While Hammer Films is best remembered today for gothic horror films like Curse of Frankenstein and Horror of Dracula, it also had a rich history of suspense thrillers. My experience with this type of Hammer films is limited despite having had The Icons of Suspense Collection: Hammer Films DVD set for nearly four years. One of the movies that immediately caught my eye was Cash on Demand (1961), mostly due to the presence of the legendary Peter Cushing. When Derek, Scott and Casey at the 1951 Down Place podcast made this their Christmas movie in December, it was finally bumped to the top of the viewing list.

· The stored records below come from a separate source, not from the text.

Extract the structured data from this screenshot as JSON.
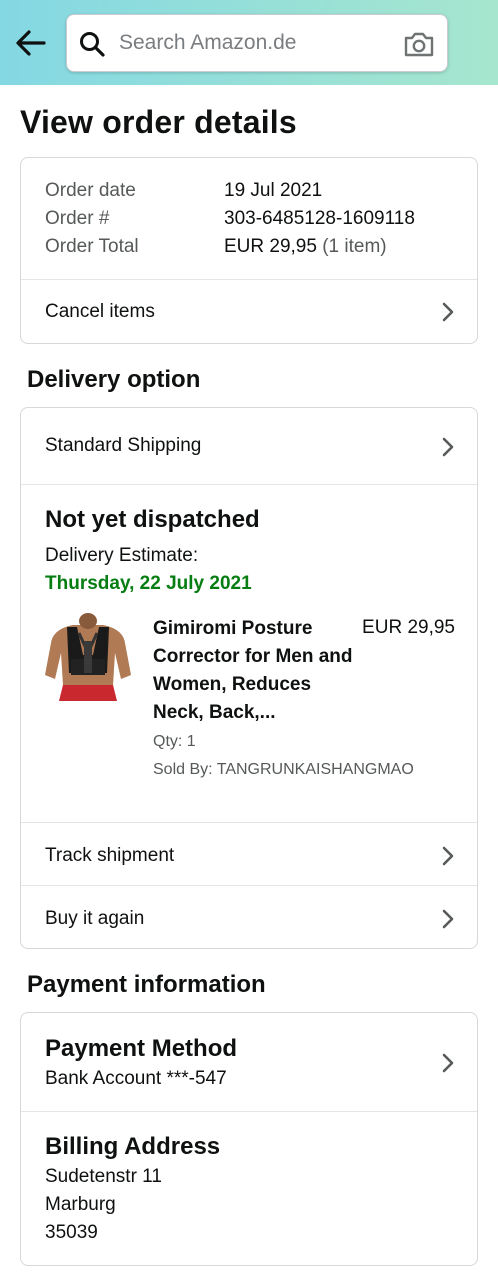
{
  "header": {
    "back_icon": "arrow-left-icon",
    "search_placeholder": "Search Amazon.de",
    "search_icon": "search-icon",
    "camera_icon": "camera-icon",
    "gradient_colors": [
      "#84d8e3",
      "#a6e6ce"
    ]
  },
  "page_title": "View order details",
  "order_summary": {
    "order_date_label": "Order date",
    "order_date_value": "19 Jul 2021",
    "order_number_label": "Order #",
    "order_number_value": "303-6485128-1609118",
    "order_total_label": "Order Total",
    "order_total_value": "EUR 29,95",
    "order_total_items": "(1 item)",
    "cancel_label": "Cancel items"
  },
  "delivery": {
    "section_title": "Delivery option",
    "shipping_method": "Standard Shipping",
    "status": "Not yet dispatched",
    "estimate_label": "Delivery Estimate:",
    "estimate_date": "Thursday, 22 July 2021",
    "estimate_color": "#067d12",
    "product": {
      "title": "Gimiromi Posture Corrector for Men and Women, Reduces Neck, Back,...",
      "price": "EUR 29,95",
      "qty": "Qty: 1",
      "seller": "Sold By: TANGRUNKAISHANGMAO"
    },
    "track_label": "Track shipment",
    "buy_again_label": "Buy it again"
  },
  "payment": {
    "section_title": "Payment information",
    "method_title": "Payment Method",
    "method_value": "Bank Account ***-547",
    "billing_title": "Billing Address",
    "billing_line1": "Sudetenstr 11",
    "billing_line2": "Marburg",
    "billing_line3": "35039"
  }
}
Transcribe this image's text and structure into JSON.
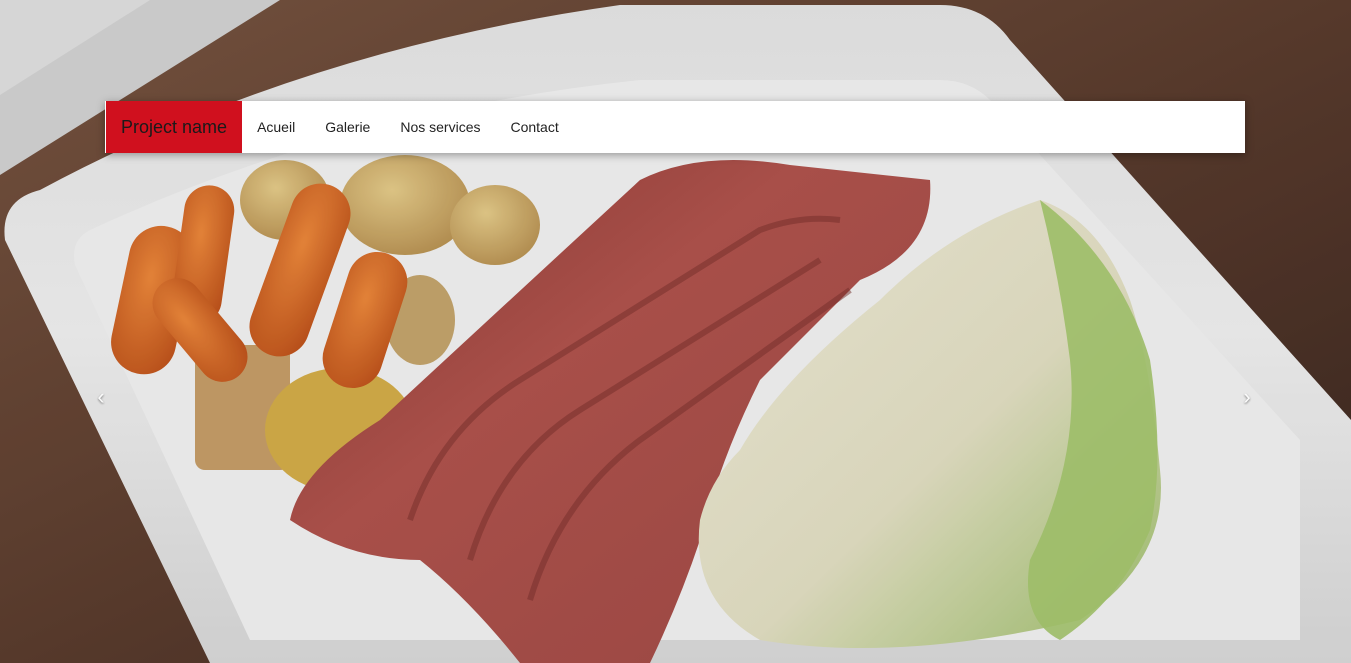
{
  "navbar": {
    "brand": "Project name",
    "links": [
      "Acueil",
      "Galerie",
      "Nos services",
      "Contact"
    ]
  },
  "carousel": {
    "prev_glyph": "‹",
    "next_glyph": "›",
    "slide_image": "corned-beef-plate-photo"
  },
  "colors": {
    "brand_bg": "#d0101e",
    "navbar_bg": "#ffffff"
  }
}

Cash on Demand is an adaptation of the Jacques Gillies’ 1960 television play The Gold Inside, which would explain the fact that probably 90% of the movie takes place in a bank manager’s office at the Haversham branch of the City and Colonial Bank. That manager is Harry Fordyce, marvelously played by Peter Cushing. You despise Fordyce very quickly as he is a micromanager and annoyingly precise. His life is being the bank manager and having everything just right, from folding his scarf in a certain way to ensuring that lobby pens are clean and perfect for all customers. His assistant is Pearson (Richard Vernon, The Satanic Rites of Dracula), a very different man who has grown weary of Fordyce and wants out of the bank. It’s the Christmas season, which plays a part in a key twist but really figures more into what the movie is a reworking of. Sharp eyes will very quickly see Ebenezer Scrooge in the character of Harry Fordyce and, as the movie plays out, we see events that force a man to compromise his beliefs in order to save his family.
Andre Morell (The Bridge on the River Kwai and The Plague of the Zombies) plays Colonel Hepburn, a bank robber who has devised a plan to rob the bank under the guise of a bank examiner. As the movie plays out, the Colonel plays a key role in the transformation of Fordyce while building tension as the lives of Fordyce’s wife and son are at risk unless he follows every instruction precisely. Throughout all of this, Cushing is in his glory. Witnessing him start the movie as a very reserved individual and morph into a broken man brought to tears is stunning. Plus, his penchant for having objects in hand is easily accomplished through an office full of accessories. The fact that the movie is almost entirely set within the bank contributed to the low budget. A small cast with only two main characters and two key supporting characters makes for a very tightly written story. With a brisk runtime of 85 minutes, the thriller unfolds quickly and will keep you on the edge of your seat.
Shot over a three-week period in the spring of 1961, it was not released in the UK until late in 1963. However, it was released in the United States much earlier in December 1961. It is a mostly forgotten tale that has generated a following due to the powerful performances of Cushing and Morell, as well as it’s beautiful and rich black and white presentation.
I highly recommend this film, especially if you want something a little different for the Christmas season. However, it is just as enjoyable on a rainy spring afternoon. Check out the trailer on YouTube as you shop for the DVD on Amazon, which is an amazing buy at $16 for six movies. The movie is also currently on YouTube. Then, head on over to the 1951 Down Place podcast for episode 28 for the usual tremendous discussion. Highly recommended viewing (and listening)!